She stood in my wedding and drove up for my baby shower. She grieved during my illness and rejoiced in my healing. Torey is an amazing friend.
She's also an amazing artist. With her whimsical creativity and sharp skill set, I knew she could take my logo concept and turn it into awesomesauce.
Chapter 2-You Are The Phoenix
Back in March 2016, I had a vivid dream that stayed with me long after I woke. (Do you ever have dreams like that? They may mean something!)
In the dream, I stood in the parking lot of a church about 15 miles south of where I live. My children and twin nieces were with me. The western sky darkened, a giant storm building and heading our way.
Out of the clouds flew a large flock of small birds. Behind them came a large, vibrantly colored bird, shielding the smaller birds with her body.
The storm blew in, and I led my four small charges into the safety of the church. I woke as strong winds began to pound the sides of the building. The kids and I were safe inside.
The next day, I Googled a description of the bird to be sure it was what I thought it was. It was. The bird in my dream was a phoenix.
But I didn't have an interpretation for the actual dream.
I prayed and felt the Lord prompt me to ask my husband, Brandon.
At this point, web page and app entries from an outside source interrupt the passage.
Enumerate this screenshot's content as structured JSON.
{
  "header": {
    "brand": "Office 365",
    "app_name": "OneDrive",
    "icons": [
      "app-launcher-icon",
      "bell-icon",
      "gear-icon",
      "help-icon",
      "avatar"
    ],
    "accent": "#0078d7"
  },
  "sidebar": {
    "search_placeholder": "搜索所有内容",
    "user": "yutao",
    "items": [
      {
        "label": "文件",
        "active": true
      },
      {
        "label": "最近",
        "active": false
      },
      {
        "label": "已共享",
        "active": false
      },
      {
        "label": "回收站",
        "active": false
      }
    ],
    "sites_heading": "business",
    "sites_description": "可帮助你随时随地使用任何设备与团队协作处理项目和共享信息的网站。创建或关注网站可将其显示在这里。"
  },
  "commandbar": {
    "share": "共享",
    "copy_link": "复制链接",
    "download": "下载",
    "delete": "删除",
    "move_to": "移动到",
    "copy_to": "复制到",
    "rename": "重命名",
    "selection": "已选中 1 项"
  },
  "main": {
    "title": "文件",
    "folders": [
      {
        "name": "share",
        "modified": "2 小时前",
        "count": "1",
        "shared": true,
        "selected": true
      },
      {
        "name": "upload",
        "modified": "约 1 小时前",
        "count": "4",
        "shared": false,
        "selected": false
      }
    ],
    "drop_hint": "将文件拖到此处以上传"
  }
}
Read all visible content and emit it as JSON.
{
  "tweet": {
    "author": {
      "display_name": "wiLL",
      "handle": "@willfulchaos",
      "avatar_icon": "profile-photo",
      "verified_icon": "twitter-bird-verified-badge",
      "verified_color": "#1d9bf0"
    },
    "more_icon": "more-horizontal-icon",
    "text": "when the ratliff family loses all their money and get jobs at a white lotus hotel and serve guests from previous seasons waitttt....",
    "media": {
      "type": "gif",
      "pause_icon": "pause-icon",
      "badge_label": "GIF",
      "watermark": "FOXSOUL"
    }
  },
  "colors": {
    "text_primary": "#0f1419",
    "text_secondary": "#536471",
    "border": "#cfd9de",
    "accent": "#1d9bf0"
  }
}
B listened intently as I described the dream. When I finished, he was quiet a moment and said, "It's obvious."
I stared at him blankly.
"You saw yourself from two vantage points doing the same thing. You were on the ground with the kids, and you were in the sky with the baby birds. You are the phoenix."
"Huh," I replied, flummoxed by his quick and confident interpretation.
"It makes sense," he continued. "You burned up, and God brought you back out of the ashes to help the people around you. You are the phoenix."
Chapter 3-Born from the Ashes
When I decided to self-publish, I had no idea what all was involved. Fortunately, I had another longtime friend in my life who did know, and he graciously advised me. When he told me I needed a logo, I knew exactly what I wanted my logo to represent and who I should ask to design it.
The problem with a phoenix logo is that everyone and their mother have one already, and I wanted mine to stand out. Thus, the 61, which references Isaiah 61.
That whole bit about a beautiful headdress in place of ashes, building up ancient ruins, and raising up former devastations reminds me a lot of the myth and metaphor of the phoenix. Not to mention, it's one of my favorite passages in all of scripture.
Torey went to work, undaunted by all previous phoenix logos, and came up with this bad boy.
Torey, you are awesome.
I love how the phoenix looks like it's rising from the flames, how the flames also look like wings, and how the tallest flame dances over the bird's head like Holy Ghost fire. I couldn't have special ordered anything so perfect.
I love how God is always doing something. How small nudges and long friendships have lasting impact upon our destinies. How strange dreams find unexpected interpreters. How logos can turn out perfectly when you don't know what you want beyond "something to do with a phoenix". How a logo can be a conversation starter leading to what God has done for me...and what he wants to do for you.
Thank you, Torey, for your awesome contribution to my project, for your faithful friendship, for all the laughter, and for helping me get in touch with my inner weirdo. I love you.
If you want to contact Torey about a graphic design project, email her at tmorgan006(at)gmail(dot)com.